FringeReview UK 2024
Political history told in Mamet-fast satire, imagined conversations and accurate stats. What could be more thrilling? 82 minutes later you won’t ask why this three-hander is like curing New Year’s hangover with Red Bull, ice, something illegal and a vodka chaser.
Jacob Kay and Helen Baird are both exemplary and funny – there’s explosions of laughter. At 40 minutes there’s much matter hurled at the speed of dark. See it if you can, and check out the other Bitesize plays at Riverside.
It’s conquered both sides of the pond. Stunning, heartwarming, heartbreaking. We need this.
A pristine, heartwarming Valentine of a musical, it fully deserves its revival
An outstanding production.
A potentially terrific play
A necessary, engaging, original variation on finding your voice: and a theatrical coup. Acting, writing, directing, video, lighting and tech support, indeed singing are first class. A gem.
Highly recommended, it’s also essential.
This is possibly Ridley’s masterpiece. Always exercised by the spectral presence of something just out of eyeshot, he never lets that intrude. Scorching and necessary, Leaves of Glass delves into family toxicity, ceaselessly dragging us back into the past.
The end’s both poignant and visionary. A show to remember long after the Bear’s imagined batteries run down.
Beautiful Future engages throughout though the near future is where it beats quickest. Flora Wilson Brown’s play makes you wonder what life, not just the playwright, might do with her characters. Urgently recommended.
Do see this, preferably alongside its sometime co-runner The Beautiful Future is Coming. A dizzying theatrical gem.
A valuable corrective to anticipate both real events and Arthur Miller’s take on Abigail Williams
A playful, slight but absolutely authentic slice of travel living.
This six-hander is a 90-minute announcement of a major talent. An almost flawless play.

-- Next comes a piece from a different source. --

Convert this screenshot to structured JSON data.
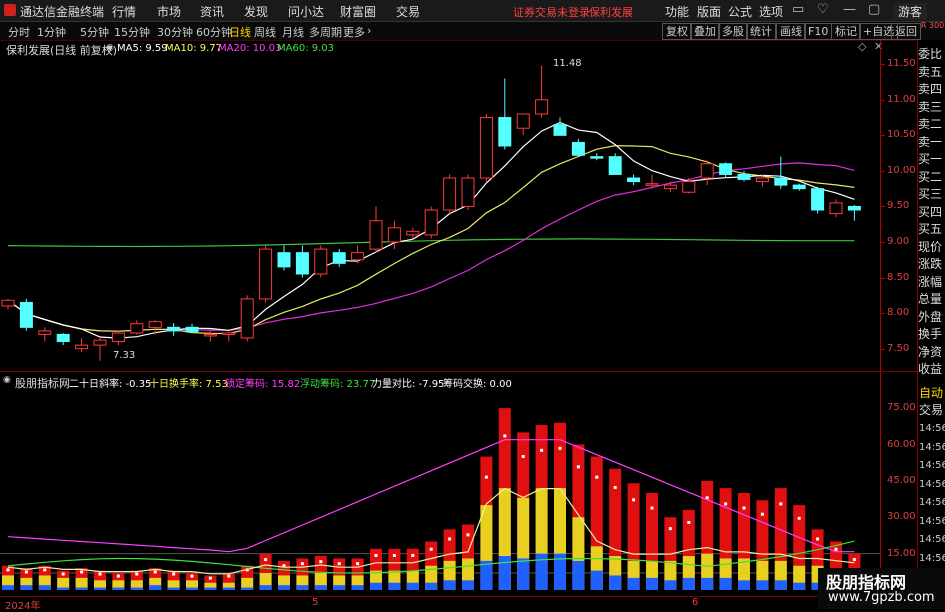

This is the greatest one-man performance I’ve seen, said a Chekhov-immersed director of 45 years’ experience next to me. Yes.